# Your task:
Across the entries, how many lines have the string "value" in them? Reply with only a number.

# Records supplied:
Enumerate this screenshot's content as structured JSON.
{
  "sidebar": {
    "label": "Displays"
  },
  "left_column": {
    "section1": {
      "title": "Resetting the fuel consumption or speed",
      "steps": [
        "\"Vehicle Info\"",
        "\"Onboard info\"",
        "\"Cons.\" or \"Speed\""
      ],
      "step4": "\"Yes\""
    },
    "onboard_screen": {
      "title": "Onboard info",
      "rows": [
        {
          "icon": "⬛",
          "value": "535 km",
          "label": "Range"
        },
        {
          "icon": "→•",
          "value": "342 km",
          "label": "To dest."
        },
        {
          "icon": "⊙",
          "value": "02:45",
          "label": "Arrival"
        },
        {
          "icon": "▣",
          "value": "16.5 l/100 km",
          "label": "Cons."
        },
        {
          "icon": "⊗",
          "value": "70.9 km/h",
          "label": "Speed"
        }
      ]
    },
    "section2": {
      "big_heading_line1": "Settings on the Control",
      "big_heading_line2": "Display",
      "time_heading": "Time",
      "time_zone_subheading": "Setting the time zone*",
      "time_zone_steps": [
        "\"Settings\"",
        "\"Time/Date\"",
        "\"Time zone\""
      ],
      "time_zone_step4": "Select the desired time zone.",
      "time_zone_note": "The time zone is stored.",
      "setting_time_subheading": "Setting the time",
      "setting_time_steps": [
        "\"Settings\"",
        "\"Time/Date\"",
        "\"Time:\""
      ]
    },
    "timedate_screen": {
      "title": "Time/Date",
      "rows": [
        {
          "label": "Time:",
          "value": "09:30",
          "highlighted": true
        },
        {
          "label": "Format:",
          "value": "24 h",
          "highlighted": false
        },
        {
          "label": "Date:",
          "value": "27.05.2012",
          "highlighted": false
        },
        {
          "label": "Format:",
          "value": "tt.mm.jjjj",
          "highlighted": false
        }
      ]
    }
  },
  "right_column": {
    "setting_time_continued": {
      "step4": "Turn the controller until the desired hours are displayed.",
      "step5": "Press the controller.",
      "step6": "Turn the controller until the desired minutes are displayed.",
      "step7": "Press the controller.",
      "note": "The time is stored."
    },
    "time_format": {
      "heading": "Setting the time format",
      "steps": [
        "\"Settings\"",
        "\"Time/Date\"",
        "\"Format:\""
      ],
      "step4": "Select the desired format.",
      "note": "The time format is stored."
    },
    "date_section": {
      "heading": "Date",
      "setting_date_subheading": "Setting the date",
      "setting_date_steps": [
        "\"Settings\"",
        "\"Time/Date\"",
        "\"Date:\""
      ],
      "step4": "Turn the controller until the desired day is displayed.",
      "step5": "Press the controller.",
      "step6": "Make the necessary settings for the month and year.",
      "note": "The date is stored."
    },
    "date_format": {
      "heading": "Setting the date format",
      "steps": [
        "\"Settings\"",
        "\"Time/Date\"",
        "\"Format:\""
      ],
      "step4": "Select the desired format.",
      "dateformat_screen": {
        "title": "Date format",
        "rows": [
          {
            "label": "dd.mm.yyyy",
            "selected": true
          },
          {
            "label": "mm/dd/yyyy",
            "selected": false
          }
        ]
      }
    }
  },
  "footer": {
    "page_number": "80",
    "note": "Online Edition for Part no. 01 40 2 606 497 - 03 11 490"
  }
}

# Your solution:
9